What to do: Your output should consist of the data, copied exactly.

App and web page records

━━━━━━

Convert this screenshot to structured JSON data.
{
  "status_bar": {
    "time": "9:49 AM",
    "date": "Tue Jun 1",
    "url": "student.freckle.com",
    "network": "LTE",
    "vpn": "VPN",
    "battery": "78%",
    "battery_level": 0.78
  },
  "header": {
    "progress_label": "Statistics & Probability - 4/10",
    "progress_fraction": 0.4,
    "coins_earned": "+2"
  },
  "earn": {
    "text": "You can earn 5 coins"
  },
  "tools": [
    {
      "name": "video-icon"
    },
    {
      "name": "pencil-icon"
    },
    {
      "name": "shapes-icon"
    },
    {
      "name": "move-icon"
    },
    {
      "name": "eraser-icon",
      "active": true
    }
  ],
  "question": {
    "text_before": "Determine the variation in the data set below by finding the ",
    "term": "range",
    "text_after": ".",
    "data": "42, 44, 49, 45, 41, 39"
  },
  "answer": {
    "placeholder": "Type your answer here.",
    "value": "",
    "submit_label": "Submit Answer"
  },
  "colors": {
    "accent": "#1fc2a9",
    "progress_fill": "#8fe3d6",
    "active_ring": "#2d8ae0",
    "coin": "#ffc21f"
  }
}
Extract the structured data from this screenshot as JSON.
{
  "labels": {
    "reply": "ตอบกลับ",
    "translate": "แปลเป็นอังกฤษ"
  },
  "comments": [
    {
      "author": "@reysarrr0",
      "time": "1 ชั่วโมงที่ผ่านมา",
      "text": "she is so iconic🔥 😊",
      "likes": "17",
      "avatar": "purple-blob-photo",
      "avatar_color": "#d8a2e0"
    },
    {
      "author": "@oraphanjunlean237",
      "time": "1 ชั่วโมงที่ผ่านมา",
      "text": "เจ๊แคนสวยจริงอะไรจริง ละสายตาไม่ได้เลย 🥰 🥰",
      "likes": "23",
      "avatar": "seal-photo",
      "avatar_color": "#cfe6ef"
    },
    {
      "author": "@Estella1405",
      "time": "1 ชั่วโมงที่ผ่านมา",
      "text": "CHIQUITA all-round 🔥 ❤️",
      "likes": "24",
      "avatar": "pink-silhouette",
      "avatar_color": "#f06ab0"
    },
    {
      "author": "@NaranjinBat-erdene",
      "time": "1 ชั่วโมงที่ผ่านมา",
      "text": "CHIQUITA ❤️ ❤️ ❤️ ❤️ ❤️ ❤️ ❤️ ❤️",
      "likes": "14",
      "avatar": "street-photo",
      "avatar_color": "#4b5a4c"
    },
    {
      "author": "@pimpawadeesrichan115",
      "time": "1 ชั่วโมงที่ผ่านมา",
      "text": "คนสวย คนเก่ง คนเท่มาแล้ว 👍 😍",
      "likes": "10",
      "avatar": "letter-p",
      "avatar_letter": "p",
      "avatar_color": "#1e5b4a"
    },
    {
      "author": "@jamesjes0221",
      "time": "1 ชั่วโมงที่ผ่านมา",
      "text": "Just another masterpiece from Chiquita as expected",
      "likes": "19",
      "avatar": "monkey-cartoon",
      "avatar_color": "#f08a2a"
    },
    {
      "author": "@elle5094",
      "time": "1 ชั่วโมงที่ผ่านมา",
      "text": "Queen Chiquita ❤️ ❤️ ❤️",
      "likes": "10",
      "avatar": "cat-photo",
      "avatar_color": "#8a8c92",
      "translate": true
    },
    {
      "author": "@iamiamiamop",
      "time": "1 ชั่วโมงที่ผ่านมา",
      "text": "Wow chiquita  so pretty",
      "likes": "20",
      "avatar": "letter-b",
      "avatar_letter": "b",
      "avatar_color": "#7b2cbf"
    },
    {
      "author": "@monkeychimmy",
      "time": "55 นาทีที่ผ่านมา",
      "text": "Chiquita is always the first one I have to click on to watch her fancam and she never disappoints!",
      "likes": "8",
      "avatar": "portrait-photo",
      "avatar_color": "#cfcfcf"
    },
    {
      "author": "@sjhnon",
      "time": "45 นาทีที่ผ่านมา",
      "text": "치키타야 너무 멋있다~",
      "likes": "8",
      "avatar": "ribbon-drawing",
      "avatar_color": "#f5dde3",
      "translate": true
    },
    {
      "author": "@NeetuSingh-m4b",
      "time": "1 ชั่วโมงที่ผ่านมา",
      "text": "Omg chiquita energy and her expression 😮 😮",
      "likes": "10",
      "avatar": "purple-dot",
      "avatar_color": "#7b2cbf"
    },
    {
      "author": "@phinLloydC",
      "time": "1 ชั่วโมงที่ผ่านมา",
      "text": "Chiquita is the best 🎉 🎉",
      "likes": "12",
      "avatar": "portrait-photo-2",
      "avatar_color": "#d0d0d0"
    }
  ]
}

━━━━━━

Result of this task:
Convert this screenshot to structured JSON data.
{
  "status_bar": {
    "time": "9:49 AM",
    "date": "Tue Jun 1",
    "url": "student.freckle.com",
    "network": "LTE",
    "vpn": "VPN",
    "battery": "78%",
    "battery_level": 0.78
  },
  "header": {
    "progress_label": "Statistics & Probability - 4/10",
    "progress_fraction": 0.4,
    "coins_earned": "+2"
  },
  "earn": {
    "text": "You can earn 5 coins"
  },
  "tools": [
    {
      "name": "video-icon"
    },
    {
      "name": "pencil-icon"
    },
    {
      "name": "shapes-icon"
    },
    {
      "name": "move-icon"
    },
    {
      "name": "eraser-icon",
      "active": true
    }
  ],
  "question": {
    "text_before": "Determine the variation in the data set below by finding the ",
    "term": "range",
    "text_after": ".",
    "data": "42, 44, 49, 45, 41, 39"
  },
  "answer": {
    "placeholder": "Type your answer here.",
    "value": "",
    "submit_label": "Submit Answer"
  },
  "colors": {
    "accent": "#1fc2a9",
    "progress_fill": "#8fe3d6",
    "active_ring": "#2d8ae0",
    "coin": "#ffc21f"
  }
}
Extract the structured data from this screenshot as JSON.
{
  "labels": {
    "reply": "ตอบกลับ",
    "translate": "แปลเป็นอังกฤษ"
  },
  "comments": [
    {
      "author": "@reysarrr0",
      "time": "1 ชั่วโมงที่ผ่านมา",
      "text": "she is so iconic🔥 😊",
      "likes": "17",
      "avatar": "purple-blob-photo",
      "avatar_color": "#d8a2e0"
    },
    {
      "author": "@oraphanjunlean237",
      "time": "1 ชั่วโมงที่ผ่านมา",
      "text": "เจ๊แคนสวยจริงอะไรจริง ละสายตาไม่ได้เลย 🥰 🥰",
      "likes": "23",
      "avatar": "seal-photo",
      "avatar_color": "#cfe6ef"
    },
    {
      "author": "@Estella1405",
      "time": "1 ชั่วโมงที่ผ่านมา",
      "text": "CHIQUITA all-round 🔥 ❤️",
      "likes": "24",
      "avatar": "pink-silhouette",
      "avatar_color": "#f06ab0"
    },
    {
      "author": "@NaranjinBat-erdene",
      "time": "1 ชั่วโมงที่ผ่านมา",
      "text": "CHIQUITA ❤️ ❤️ ❤️ ❤️ ❤️ ❤️ ❤️ ❤️",
      "likes": "14",
      "avatar": "street-photo",
      "avatar_color": "#4b5a4c"
    },
    {
      "author": "@pimpawadeesrichan115",
      "time": "1 ชั่วโมงที่ผ่านมา",
      "text": "คนสวย คนเก่ง คนเท่มาแล้ว 👍 😍",
      "likes": "10",
      "avatar": "letter-p",
      "avatar_letter": "p",
      "avatar_color": "#1e5b4a"
    },
    {
      "author": "@jamesjes0221",
      "time": "1 ชั่วโมงที่ผ่านมา",
      "text": "Just another masterpiece from Chiquita as expected",
      "likes": "19",
      "avatar": "monkey-cartoon",
      "avatar_color": "#f08a2a"
    },
    {
      "author": "@elle5094",
      "time": "1 ชั่วโมงที่ผ่านมา",
      "text": "Queen Chiquita ❤️ ❤️ ❤️",
      "likes": "10",
      "avatar": "cat-photo",
      "avatar_color": "#8a8c92",
      "translate": true
    },
    {
      "author": "@iamiamiamop",
      "time": "1 ชั่วโมงที่ผ่านมา",
      "text": "Wow chiquita  so pretty",
      "likes": "20",
      "avatar": "letter-b",
      "avatar_letter": "b",
      "avatar_color": "#7b2cbf"
    },
    {
      "author": "@monkeychimmy",
      "time": "55 นาทีที่ผ่านมา",
      "text": "Chiquita is always the first one I have to click on to watch her fancam and she never disappoints!",
      "likes": "8",
      "avatar": "portrait-photo",
      "avatar_color": "#cfcfcf"
    },
    {
      "author": "@sjhnon",
      "time": "45 นาทีที่ผ่านมา",
      "text": "치키타야 너무 멋있다~",
      "likes": "8",
      "avatar": "ribbon-drawing",
      "avatar_color": "#f5dde3",
      "translate": true
    },
    {
      "author": "@NeetuSingh-m4b",
      "time": "1 ชั่วโมงที่ผ่านมา",
      "text": "Omg chiquita energy and her expression 😮 😮",
      "likes": "10",
      "avatar": "purple-dot",
      "avatar_color": "#7b2cbf"
    },
    {
      "author": "@phinLloydC",
      "time": "1 ชั่วโมงที่ผ่านมา",
      "text": "Chiquita is the best 🎉 🎉",
      "likes": "12",
      "avatar": "portrait-photo-2",
      "avatar_color": "#d0d0d0"
    }
  ]
}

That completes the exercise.